__Directions for this task__. Word for word, repeat each of the records below.

[Given records Boundary: Start]

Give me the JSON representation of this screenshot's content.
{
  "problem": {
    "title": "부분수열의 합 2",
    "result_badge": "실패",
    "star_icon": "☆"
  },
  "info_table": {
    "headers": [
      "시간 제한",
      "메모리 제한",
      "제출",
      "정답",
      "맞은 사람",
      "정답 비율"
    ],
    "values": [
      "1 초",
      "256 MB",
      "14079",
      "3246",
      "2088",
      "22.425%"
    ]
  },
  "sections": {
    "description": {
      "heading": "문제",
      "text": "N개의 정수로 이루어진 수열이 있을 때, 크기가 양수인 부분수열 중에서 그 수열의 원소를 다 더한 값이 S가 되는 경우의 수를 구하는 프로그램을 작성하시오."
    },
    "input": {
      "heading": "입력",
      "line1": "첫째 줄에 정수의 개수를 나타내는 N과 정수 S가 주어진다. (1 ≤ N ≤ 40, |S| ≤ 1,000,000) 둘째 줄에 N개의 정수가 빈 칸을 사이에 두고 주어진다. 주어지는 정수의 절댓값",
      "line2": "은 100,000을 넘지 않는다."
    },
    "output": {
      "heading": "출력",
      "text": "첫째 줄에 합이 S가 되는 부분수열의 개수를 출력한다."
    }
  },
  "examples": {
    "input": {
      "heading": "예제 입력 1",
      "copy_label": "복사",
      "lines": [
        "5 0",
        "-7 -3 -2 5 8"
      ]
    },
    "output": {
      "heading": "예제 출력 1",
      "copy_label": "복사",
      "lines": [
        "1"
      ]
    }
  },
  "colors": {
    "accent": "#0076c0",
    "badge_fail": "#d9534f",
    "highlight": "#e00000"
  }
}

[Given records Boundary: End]

__Solution__.
Give me the JSON representation of this screenshot's content.
{
  "problem": {
    "title": "부분수열의 합 2",
    "result_badge": "실패",
    "star_icon": "☆"
  },
  "info_table": {
    "headers": [
      "시간 제한",
      "메모리 제한",
      "제출",
      "정답",
      "맞은 사람",
      "정답 비율"
    ],
    "values": [
      "1 초",
      "256 MB",
      "14079",
      "3246",
      "2088",
      "22.425%"
    ]
  },
  "sections": {
    "description": {
      "heading": "문제",
      "text": "N개의 정수로 이루어진 수열이 있을 때, 크기가 양수인 부분수열 중에서 그 수열의 원소를 다 더한 값이 S가 되는 경우의 수를 구하는 프로그램을 작성하시오."
    },
    "input": {
      "heading": "입력",
      "line1": "첫째 줄에 정수의 개수를 나타내는 N과 정수 S가 주어진다. (1 ≤ N ≤ 40, |S| ≤ 1,000,000) 둘째 줄에 N개의 정수가 빈 칸을 사이에 두고 주어진다. 주어지는 정수의 절댓값",
      "line2": "은 100,000을 넘지 않는다."
    },
    "output": {
      "heading": "출력",
      "text": "첫째 줄에 합이 S가 되는 부분수열의 개수를 출력한다."
    }
  },
  "examples": {
    "input": {
      "heading": "예제 입력 1",
      "copy_label": "복사",
      "lines": [
        "5 0",
        "-7 -3 -2 5 8"
      ]
    },
    "output": {
      "heading": "예제 출력 1",
      "copy_label": "복사",
      "lines": [
        "1"
      ]
    }
  },
  "colors": {
    "accent": "#0076c0",
    "badge_fail": "#d9534f",
    "highlight": "#e00000"
  }
}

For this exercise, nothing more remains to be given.